> **INSTRUCTIONS TO FOLLOW**: Where does the word "silver" appear in the data? Copy every line that holds it.
[Opening EXERCISE INPUT section]
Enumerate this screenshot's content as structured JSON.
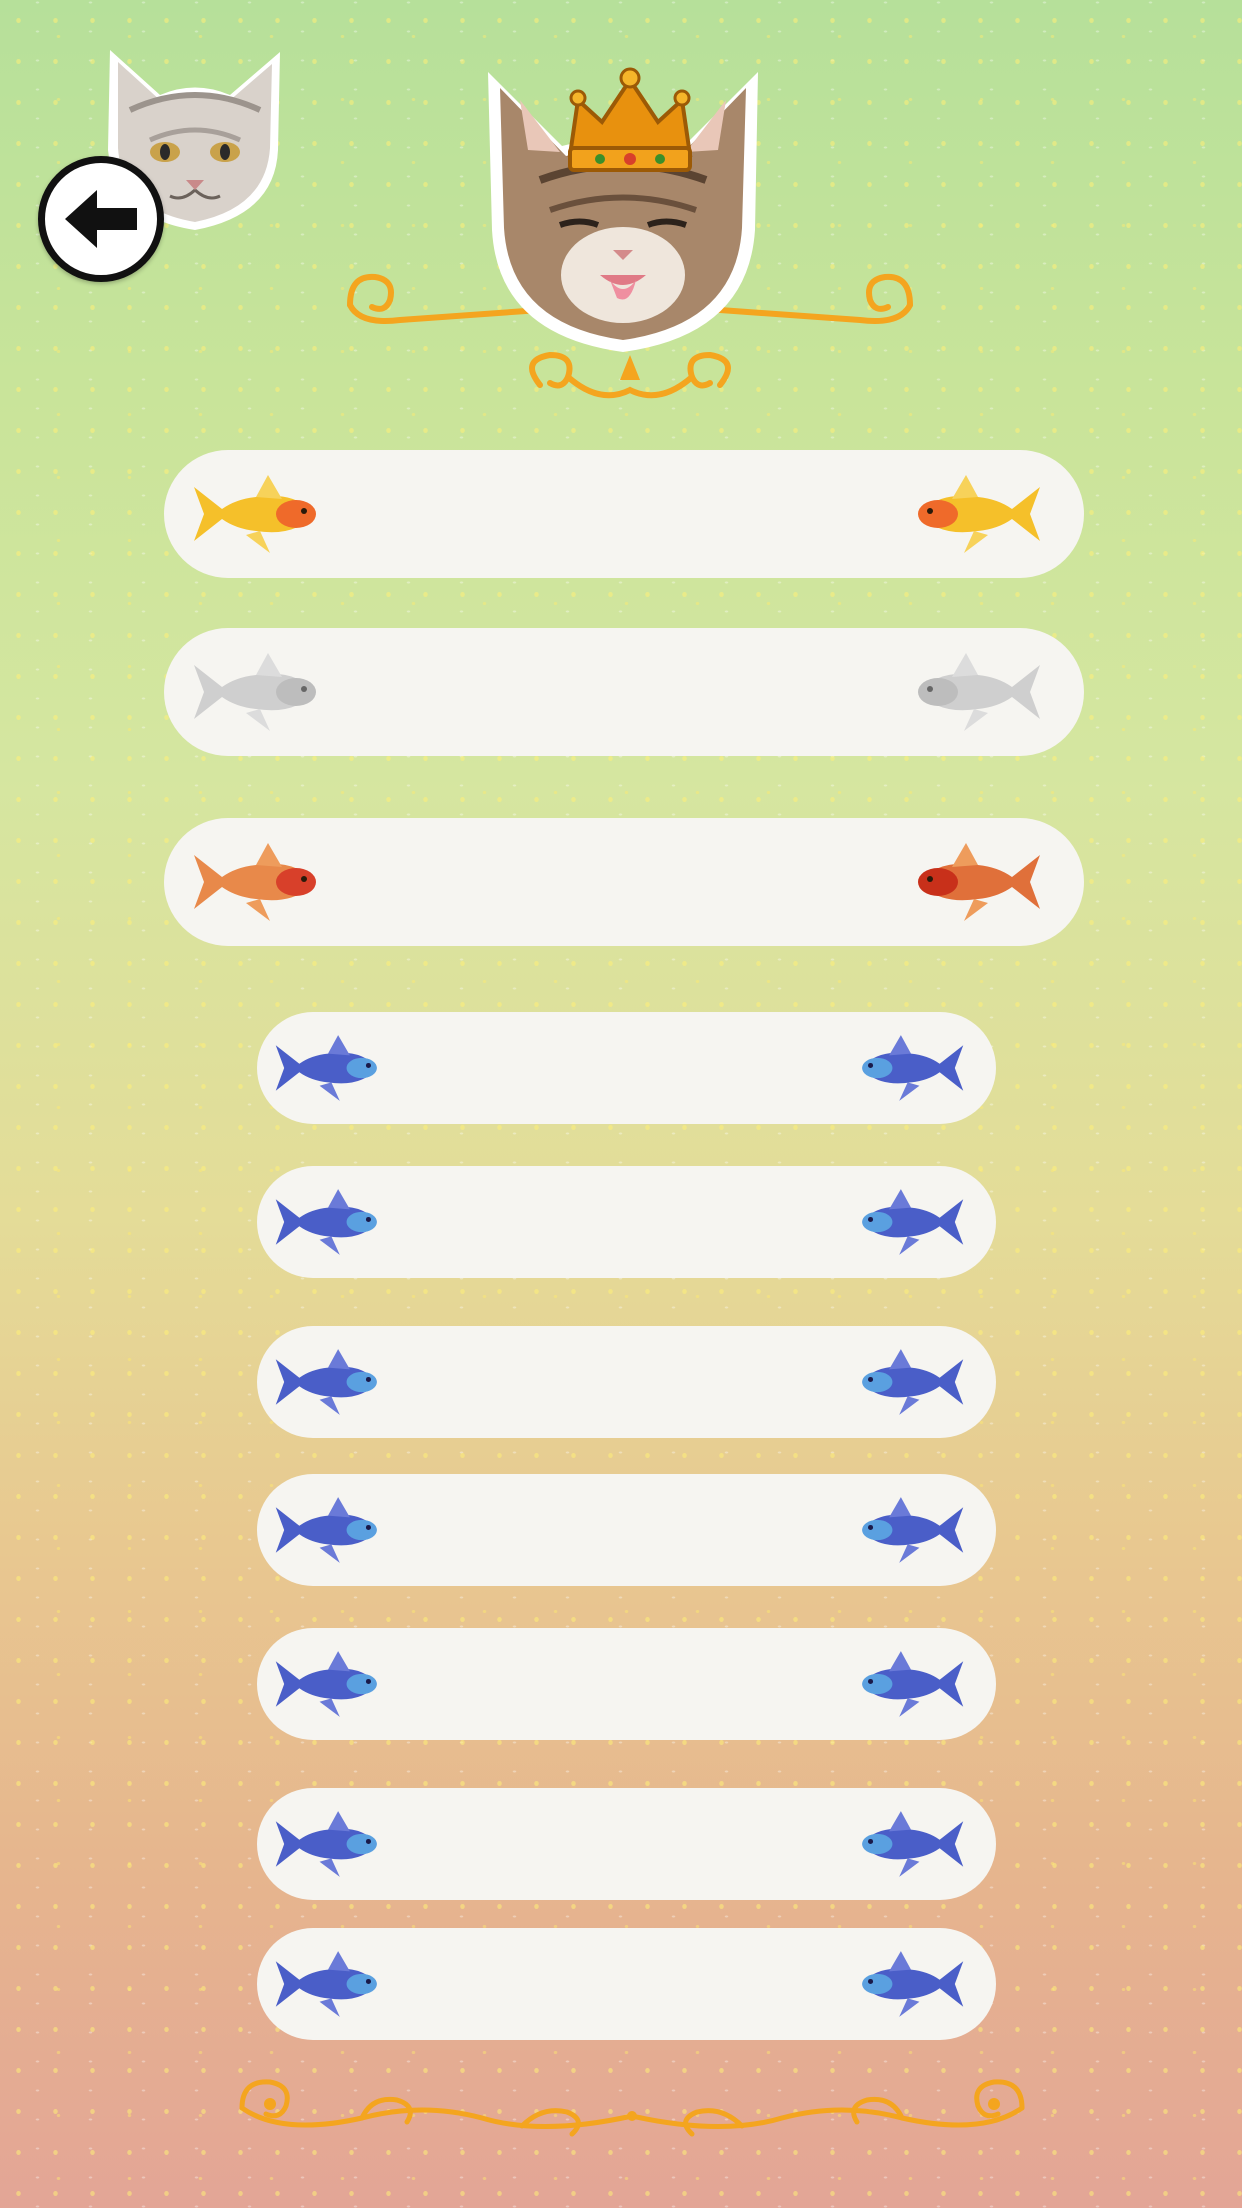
{
  "navigation": {
    "back_button": {
      "icon": "arrow-left-icon"
    }
  },
  "header": {
    "player_avatar": "cat-avatar",
    "king_avatar": "crowned-cat-avatar",
    "crown_icon": "crown-icon"
  },
  "leaderboard": {
    "rows": [
      {
        "rank_fish": "gold-fish-icon",
        "label": ""
      },
      {
        "rank_fish": "silver-fish-icon",
        "label": ""
      },
      {
        "rank_fish": "bronze-fish-icon",
        "label": ""
      },
      {
        "rank_fish": "blue-fish-icon",
        "label": ""
      },
      {
        "rank_fish": "blue-fish-icon",
        "label": ""
      },
      {
        "rank_fish": "blue-fish-icon",
        "label": ""
      },
      {
        "rank_fish": "blue-fish-icon",
        "label": ""
      },
      {
        "rank_fish": "blue-fish-icon",
        "label": ""
      },
      {
        "rank_fish": "blue-fish-icon",
        "label": ""
      },
      {
        "rank_fish": "blue-fish-icon",
        "label": ""
      }
    ]
  },
  "colors": {
    "gold": "#f5c02a",
    "silver": "#cfcfcf",
    "bronze": "#e0703a",
    "blue": "#4a5ec8",
    "ornament": "#f4a51f",
    "row_bg": "#f6f5f1"
  }
}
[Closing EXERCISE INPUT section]
> **EXERCISE SOLUTION**:
        "rank_fish": "silver-fish-icon",
    "silver": "#cfcfcf",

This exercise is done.